Luke and I are on staff for our church’s college group. It is a tremendous group of kids who are so on fire for Christ in a time in their lives when loving God is not a priority. I am incredibly blessed to share my Thursday nights with these young people, and time and again they have taught me the true essence of worship.


Miss Jess and the Bird

if you’re a parent, you’ve heard the phrase (often to the point of inanity) “it takes a village to raise a child”. Coming from a huge family (Mexican-Irish-Catholic, I have a lot of relatives) this concept was not lost on me when I had my son. Family dinners and carpools, shared discipline and food. My parents were never alone in the ups and downs of parenting, and I have many fond memories of late nights listening to them talk with their friends and siblings, playing hearts and drinking wine.

I live fairly far from my extended, often fractious family. My parents divorced shortly before I did and shortly after my last remaining grandparents passed away. My extended family had a lot of heartbreak in very short amount of time and never quite recovered from that hard year. Our gatherings now are fewer but no less lavish in love. I am grateful that I am so close with my multitudinous cousins, close enough with a few that we see each other much more regularly than holidays (my cousin has a son a year younger than my oldest). I am even more grateful that my sister and I weathered the storms of divorce and death and remain incredibly tight.

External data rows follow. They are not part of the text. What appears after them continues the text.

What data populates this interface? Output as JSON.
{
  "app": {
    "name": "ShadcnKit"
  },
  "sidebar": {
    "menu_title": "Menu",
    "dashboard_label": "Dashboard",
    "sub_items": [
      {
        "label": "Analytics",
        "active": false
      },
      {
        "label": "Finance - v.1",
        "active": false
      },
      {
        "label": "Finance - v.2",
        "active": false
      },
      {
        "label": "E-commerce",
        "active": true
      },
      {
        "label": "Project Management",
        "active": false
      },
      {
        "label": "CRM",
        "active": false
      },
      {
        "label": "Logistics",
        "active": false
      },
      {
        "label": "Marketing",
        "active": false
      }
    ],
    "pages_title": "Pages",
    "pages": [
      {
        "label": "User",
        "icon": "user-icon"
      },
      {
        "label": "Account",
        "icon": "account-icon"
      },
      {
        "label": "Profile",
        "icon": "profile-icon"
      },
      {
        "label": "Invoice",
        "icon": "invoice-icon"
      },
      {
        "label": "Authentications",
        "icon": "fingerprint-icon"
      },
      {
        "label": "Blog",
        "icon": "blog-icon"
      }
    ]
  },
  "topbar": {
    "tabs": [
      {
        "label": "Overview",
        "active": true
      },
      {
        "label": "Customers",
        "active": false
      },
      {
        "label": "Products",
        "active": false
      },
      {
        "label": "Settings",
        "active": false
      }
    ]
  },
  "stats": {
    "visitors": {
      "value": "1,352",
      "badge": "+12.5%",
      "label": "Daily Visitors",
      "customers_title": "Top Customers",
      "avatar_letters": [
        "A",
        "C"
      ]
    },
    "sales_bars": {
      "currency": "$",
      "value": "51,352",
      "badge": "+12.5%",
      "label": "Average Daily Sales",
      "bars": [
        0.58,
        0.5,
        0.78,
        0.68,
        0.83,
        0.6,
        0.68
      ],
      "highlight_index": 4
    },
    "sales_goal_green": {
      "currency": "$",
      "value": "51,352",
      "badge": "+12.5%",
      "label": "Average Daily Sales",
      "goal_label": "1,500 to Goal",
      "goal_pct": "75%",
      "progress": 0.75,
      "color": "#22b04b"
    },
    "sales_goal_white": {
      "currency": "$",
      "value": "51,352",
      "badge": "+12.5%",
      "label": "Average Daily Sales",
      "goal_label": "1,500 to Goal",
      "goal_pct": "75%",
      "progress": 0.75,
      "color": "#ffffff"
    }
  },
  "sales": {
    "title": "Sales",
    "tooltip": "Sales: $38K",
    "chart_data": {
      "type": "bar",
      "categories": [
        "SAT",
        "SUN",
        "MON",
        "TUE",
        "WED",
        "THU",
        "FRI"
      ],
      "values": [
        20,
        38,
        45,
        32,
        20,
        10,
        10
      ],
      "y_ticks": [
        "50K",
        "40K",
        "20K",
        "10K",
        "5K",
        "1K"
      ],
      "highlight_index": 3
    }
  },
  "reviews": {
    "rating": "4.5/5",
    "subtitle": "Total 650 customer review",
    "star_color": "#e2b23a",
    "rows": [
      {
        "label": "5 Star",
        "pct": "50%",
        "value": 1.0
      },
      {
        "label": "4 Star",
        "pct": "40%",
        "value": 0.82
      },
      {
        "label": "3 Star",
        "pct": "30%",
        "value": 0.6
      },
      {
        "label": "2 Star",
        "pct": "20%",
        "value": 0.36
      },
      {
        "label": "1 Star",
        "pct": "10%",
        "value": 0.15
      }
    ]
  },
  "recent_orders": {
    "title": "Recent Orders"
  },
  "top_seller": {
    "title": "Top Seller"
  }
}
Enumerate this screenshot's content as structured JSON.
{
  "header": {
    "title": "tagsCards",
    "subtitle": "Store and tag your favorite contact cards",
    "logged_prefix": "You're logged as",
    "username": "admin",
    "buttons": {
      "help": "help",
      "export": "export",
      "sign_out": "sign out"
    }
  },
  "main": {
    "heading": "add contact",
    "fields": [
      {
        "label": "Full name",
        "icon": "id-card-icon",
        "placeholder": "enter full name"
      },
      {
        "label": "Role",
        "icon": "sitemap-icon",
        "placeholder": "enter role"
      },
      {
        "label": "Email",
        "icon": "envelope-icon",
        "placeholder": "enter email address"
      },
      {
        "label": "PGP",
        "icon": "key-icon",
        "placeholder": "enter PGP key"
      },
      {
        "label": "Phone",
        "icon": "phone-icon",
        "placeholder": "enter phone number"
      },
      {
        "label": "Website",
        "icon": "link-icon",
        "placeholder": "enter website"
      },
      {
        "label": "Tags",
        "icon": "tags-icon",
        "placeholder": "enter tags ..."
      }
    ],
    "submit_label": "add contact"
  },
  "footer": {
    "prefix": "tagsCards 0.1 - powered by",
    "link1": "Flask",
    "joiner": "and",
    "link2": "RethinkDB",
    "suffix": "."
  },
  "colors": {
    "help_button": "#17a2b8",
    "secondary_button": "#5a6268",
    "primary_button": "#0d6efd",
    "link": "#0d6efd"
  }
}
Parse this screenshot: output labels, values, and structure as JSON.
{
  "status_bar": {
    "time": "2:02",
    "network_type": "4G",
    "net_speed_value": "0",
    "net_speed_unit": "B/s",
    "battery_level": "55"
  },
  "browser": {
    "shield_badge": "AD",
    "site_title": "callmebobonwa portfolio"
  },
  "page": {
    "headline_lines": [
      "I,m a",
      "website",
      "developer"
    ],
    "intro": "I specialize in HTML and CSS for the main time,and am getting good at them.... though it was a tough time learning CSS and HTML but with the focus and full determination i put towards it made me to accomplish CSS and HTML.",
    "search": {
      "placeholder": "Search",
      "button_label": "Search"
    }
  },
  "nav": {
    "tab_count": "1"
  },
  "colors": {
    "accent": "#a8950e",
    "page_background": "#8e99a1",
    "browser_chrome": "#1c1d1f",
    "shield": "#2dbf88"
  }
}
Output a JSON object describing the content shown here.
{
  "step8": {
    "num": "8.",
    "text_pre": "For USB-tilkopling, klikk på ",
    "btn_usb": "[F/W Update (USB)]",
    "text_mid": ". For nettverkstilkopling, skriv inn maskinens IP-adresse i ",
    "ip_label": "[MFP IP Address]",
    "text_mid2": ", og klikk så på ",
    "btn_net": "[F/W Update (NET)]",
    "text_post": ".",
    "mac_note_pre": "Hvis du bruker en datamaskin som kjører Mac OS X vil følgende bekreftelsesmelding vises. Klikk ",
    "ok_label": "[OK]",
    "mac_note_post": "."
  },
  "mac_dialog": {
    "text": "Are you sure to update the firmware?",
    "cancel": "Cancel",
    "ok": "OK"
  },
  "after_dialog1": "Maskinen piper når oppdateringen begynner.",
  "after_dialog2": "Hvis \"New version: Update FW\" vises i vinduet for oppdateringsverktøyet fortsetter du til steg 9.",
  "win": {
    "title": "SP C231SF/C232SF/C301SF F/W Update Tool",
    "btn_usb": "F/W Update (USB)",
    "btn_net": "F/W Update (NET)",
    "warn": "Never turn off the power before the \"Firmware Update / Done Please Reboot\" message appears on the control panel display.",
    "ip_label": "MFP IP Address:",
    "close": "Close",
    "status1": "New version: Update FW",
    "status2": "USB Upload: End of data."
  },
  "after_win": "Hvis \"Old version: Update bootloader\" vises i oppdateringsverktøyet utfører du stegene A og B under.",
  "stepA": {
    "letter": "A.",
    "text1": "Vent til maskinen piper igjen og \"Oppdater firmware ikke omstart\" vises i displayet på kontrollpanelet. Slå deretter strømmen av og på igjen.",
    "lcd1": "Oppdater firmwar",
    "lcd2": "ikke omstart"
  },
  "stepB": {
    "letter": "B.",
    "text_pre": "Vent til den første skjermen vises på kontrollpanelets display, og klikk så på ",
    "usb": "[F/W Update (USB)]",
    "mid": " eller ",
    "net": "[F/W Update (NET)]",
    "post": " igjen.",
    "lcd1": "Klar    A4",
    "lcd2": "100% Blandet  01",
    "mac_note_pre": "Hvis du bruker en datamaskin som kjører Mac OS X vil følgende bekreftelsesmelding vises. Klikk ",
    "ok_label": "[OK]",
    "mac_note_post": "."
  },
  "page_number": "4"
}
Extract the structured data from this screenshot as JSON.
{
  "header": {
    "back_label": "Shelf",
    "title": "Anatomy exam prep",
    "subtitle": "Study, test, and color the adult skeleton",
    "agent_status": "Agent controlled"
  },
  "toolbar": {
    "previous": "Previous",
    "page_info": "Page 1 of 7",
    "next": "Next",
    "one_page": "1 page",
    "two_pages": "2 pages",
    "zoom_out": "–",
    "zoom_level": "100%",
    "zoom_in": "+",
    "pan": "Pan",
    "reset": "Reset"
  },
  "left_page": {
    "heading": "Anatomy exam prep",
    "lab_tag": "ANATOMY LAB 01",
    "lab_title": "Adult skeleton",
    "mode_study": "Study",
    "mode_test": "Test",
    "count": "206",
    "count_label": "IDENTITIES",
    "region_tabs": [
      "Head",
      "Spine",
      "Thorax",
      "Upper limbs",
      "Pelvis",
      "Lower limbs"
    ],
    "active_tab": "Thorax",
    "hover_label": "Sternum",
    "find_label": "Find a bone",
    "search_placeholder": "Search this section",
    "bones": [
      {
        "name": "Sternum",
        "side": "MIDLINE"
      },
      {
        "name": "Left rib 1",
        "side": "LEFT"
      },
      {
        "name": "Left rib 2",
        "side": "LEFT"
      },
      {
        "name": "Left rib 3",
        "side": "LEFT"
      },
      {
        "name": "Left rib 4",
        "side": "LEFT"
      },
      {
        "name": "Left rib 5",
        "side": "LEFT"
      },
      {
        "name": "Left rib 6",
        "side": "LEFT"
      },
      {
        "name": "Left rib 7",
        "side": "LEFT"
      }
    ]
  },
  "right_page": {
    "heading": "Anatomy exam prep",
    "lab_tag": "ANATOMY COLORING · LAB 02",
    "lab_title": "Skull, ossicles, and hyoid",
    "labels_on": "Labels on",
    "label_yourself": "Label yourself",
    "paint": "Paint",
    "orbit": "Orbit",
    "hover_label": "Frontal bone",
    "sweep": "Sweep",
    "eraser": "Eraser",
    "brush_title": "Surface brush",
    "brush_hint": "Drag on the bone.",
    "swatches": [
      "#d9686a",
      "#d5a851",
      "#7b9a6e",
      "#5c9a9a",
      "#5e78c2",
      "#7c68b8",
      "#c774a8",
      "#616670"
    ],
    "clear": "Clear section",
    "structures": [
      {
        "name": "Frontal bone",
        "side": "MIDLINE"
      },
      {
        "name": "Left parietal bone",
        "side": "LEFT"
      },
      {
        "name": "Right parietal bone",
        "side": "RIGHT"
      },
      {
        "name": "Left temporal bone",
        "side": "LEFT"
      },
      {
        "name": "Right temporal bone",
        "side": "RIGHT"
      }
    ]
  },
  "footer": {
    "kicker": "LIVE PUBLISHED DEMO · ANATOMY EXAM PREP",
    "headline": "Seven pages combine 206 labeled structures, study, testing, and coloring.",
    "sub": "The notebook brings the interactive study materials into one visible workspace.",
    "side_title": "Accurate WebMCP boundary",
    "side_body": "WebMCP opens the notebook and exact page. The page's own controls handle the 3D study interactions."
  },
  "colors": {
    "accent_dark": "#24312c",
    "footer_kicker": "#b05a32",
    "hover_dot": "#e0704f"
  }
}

She lives in San Francisco and I miss her terribly but we talk almost every day on the phone and she adores her nephews and brother in law.

Because of this distance, emotional and geographical, we have had to build our own village to help us manage the ups and downs of parenting our children. It is a marvelous village, made up of dear friends from college (and in one case much MUCH earlier!), other young families we met at church and loved instantly, college students we mentor and a few wise women and men who’s babies are long grown with babies of their own. Many of these villagers share our faith, a comfort to me, a new Christian and the only member of my blood family to wear that title, many of them have similar stories to ours, a surprise pregnancy followed by a lovely marriage, but many of them have lives very different from ours, and we are so grateful for the broad variety of wonderful people we have in our children’s lives.

I know, to gushy. To touchy feely. I made myself faintly ill just then.

One of these people was unexpected. That’s her in the picture up there. She’s 20, and loves my kids. Has more patience than I have at almost 30, is curious about everything and incredibly smart. Babysits for free! Wears awesome hippie clothes and has tattoos, loves Jesus and is a vegetarian. She was the first person I met who couldn’t eat gluten. I’ve known her since she was 18 and from the first day we met we have been fast friends despite our almost 10 year age difference. She comes over often just to sit on my couch and fold my laundry with me and chat, or comes over on baking day despite not being able to eat what I’m making…

and she is leaving on Friday for Australia. For 4 months she is going to live across the world from us. I am excited for her and sad to see her go.

Our village is getting a little smaller…but a whole lot better traveled.